  3. What a beautifully written entry from an equally beautiful person! It takes so much courage to go through what you did, let alone write it all down for everyone to see. I can definitely relate to "overachieving childhood syndrome", as well as being amazed to see where I've ended up in 2012! It really is about letting the expectations of others go in order to free yourself to live a rich life.

    On an unrelated note, I absolutely love your taste in food. Keep up the great work!

  4. I've been stalking your archive, and this post touched me. I have always looked up to you, and what you wrote here just solidifies that. You are an amazing person, and it takes a lot of courage to talk about a subject like this. You should be proud of the woman you have become. Having a Bachelor's degree doesn't guarantee that a person will accomplish great things. Just do you, and the rest will fall into place.

    And, my mom is right. You really are a beautiful writer!
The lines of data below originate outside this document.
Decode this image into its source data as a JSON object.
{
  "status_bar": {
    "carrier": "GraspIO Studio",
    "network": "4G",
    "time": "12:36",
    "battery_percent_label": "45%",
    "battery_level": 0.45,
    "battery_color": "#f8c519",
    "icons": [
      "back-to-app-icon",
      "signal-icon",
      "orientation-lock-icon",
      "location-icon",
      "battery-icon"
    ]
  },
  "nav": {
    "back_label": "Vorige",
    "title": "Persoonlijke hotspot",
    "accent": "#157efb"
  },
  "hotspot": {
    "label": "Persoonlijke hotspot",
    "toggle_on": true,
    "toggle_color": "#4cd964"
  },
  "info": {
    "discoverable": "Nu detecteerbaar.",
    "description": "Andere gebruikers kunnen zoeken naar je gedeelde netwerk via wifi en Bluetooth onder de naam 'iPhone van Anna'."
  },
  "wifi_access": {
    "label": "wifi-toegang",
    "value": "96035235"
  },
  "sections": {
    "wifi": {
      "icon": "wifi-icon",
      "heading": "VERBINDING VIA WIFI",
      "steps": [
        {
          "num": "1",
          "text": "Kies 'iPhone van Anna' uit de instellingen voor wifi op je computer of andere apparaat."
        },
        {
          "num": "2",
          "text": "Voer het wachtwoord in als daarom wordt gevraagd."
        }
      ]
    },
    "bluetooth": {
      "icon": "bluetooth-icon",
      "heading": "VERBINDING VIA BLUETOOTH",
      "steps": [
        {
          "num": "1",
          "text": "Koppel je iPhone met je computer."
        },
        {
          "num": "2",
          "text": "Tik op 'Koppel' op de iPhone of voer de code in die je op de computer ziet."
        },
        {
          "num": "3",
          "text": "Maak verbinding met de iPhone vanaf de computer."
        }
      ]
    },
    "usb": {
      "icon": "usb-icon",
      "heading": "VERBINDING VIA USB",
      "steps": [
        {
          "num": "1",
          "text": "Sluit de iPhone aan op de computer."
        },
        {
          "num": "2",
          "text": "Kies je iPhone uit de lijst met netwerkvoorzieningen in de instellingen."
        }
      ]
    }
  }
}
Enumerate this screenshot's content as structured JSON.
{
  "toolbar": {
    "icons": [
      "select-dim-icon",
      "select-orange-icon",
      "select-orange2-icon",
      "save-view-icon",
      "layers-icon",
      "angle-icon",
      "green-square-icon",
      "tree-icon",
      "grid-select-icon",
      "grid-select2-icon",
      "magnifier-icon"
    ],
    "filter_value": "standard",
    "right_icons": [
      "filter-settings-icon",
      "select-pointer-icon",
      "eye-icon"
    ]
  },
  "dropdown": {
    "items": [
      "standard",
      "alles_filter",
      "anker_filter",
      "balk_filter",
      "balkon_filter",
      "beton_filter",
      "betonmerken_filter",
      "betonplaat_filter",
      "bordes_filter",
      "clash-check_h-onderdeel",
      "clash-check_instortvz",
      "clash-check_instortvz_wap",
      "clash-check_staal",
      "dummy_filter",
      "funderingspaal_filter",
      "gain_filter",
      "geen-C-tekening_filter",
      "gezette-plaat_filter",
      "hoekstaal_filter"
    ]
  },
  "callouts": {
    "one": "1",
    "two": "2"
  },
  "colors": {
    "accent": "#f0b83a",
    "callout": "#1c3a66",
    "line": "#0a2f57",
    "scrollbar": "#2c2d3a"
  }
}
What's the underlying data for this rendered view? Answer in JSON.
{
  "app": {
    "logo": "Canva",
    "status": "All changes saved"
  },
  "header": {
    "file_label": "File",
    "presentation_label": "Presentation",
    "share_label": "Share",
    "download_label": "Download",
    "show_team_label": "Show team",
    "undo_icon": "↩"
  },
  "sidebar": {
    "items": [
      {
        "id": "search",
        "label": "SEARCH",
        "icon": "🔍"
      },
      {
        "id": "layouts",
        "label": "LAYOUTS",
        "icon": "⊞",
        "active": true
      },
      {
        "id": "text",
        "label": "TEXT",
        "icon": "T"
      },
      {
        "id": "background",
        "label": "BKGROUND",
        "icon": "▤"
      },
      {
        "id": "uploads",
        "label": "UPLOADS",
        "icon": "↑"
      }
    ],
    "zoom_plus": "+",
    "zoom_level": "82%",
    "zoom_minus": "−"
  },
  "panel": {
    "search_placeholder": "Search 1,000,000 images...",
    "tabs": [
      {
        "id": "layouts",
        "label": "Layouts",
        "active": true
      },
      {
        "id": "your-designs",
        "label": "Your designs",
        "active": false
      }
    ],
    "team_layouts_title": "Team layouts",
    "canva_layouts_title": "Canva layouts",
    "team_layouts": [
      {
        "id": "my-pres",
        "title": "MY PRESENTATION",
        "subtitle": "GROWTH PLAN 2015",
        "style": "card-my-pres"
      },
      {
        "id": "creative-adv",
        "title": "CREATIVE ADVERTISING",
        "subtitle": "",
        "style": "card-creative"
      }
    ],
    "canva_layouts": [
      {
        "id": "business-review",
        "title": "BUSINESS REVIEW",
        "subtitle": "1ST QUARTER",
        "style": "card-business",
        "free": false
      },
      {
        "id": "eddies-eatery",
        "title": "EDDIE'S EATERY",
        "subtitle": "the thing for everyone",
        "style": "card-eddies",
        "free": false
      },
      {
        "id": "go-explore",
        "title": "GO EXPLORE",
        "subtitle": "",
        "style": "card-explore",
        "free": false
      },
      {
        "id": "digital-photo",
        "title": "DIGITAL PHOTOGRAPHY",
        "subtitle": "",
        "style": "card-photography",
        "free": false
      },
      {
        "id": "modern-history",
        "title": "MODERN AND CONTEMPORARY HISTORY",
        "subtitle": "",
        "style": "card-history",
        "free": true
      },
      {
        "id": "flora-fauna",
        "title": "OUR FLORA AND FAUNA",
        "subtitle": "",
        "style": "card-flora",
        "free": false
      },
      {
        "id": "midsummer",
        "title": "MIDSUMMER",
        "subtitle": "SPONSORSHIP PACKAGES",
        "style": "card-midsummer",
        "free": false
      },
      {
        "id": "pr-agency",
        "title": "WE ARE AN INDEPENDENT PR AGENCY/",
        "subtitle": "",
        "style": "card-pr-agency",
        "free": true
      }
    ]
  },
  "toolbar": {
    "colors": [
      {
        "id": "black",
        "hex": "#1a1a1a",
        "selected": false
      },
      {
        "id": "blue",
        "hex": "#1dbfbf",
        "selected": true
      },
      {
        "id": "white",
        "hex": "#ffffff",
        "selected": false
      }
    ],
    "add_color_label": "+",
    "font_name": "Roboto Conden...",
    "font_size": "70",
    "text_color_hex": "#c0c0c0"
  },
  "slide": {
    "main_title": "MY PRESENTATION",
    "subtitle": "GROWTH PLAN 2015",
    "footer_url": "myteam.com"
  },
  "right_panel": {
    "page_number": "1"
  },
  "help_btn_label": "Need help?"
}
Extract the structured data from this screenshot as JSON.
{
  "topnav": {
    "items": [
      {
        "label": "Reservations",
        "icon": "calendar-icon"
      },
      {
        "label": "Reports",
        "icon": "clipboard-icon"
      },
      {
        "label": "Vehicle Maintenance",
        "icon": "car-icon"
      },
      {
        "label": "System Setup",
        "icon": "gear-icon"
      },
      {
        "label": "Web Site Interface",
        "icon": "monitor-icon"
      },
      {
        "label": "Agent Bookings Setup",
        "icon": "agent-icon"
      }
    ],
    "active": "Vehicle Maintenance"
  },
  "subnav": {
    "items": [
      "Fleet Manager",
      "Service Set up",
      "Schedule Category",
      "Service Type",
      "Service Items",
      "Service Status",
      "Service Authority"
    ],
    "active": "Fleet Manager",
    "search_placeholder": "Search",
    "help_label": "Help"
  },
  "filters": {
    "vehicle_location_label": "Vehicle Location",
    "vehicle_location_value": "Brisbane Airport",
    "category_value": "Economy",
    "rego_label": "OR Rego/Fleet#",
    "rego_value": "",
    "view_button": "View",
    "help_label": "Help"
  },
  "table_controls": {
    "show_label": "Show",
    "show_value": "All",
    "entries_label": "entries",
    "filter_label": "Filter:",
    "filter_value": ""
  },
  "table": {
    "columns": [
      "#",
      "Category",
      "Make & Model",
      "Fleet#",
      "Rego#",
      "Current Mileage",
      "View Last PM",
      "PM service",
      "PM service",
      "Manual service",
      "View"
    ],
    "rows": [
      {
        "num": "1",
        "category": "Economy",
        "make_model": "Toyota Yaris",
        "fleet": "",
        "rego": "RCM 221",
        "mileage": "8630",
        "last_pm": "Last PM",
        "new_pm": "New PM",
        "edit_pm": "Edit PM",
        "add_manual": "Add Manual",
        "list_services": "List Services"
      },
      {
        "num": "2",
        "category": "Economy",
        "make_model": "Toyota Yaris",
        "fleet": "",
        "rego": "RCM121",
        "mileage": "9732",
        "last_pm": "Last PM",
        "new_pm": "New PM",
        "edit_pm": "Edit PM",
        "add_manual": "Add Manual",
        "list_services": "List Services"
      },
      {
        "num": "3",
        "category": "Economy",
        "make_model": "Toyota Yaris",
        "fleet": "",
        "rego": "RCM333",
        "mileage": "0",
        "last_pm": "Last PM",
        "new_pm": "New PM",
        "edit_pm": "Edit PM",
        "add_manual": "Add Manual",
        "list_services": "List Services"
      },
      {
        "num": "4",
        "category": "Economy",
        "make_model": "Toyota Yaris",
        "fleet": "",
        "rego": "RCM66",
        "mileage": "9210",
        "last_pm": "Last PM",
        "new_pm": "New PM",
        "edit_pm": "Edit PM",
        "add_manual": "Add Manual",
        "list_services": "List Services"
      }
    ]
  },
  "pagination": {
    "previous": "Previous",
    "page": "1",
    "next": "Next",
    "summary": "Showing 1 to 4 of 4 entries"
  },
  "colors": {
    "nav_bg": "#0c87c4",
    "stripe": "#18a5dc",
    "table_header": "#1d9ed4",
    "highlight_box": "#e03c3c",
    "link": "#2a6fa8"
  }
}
  5. I'm so glad I came upon your blog. As I was reading this post I nearly came to tears because I thought I was reading about myself.
    As a fellow trichotillomania sufferer, weight-gainer, and overachiever with overbearing parents, I feel your pain, and I am so happy that you are in a better place now.
    It hurts to suffer alone and feel like no one understands or loves you in the way you want them to. But things get better when you start going about life on your own terms.
    So I wish you all the best, and I will certainly continue to read your blog. I'm not Japanese, but I did spent 5 years of my life living in Tokyo, so sometimes I feel a bit Hapa myself.
    Goddess bless, lots of love and hugs, and continue on with the awesome recipes!

    PS: If you need some help, tips, or support for the pulling, message me. You're not alone.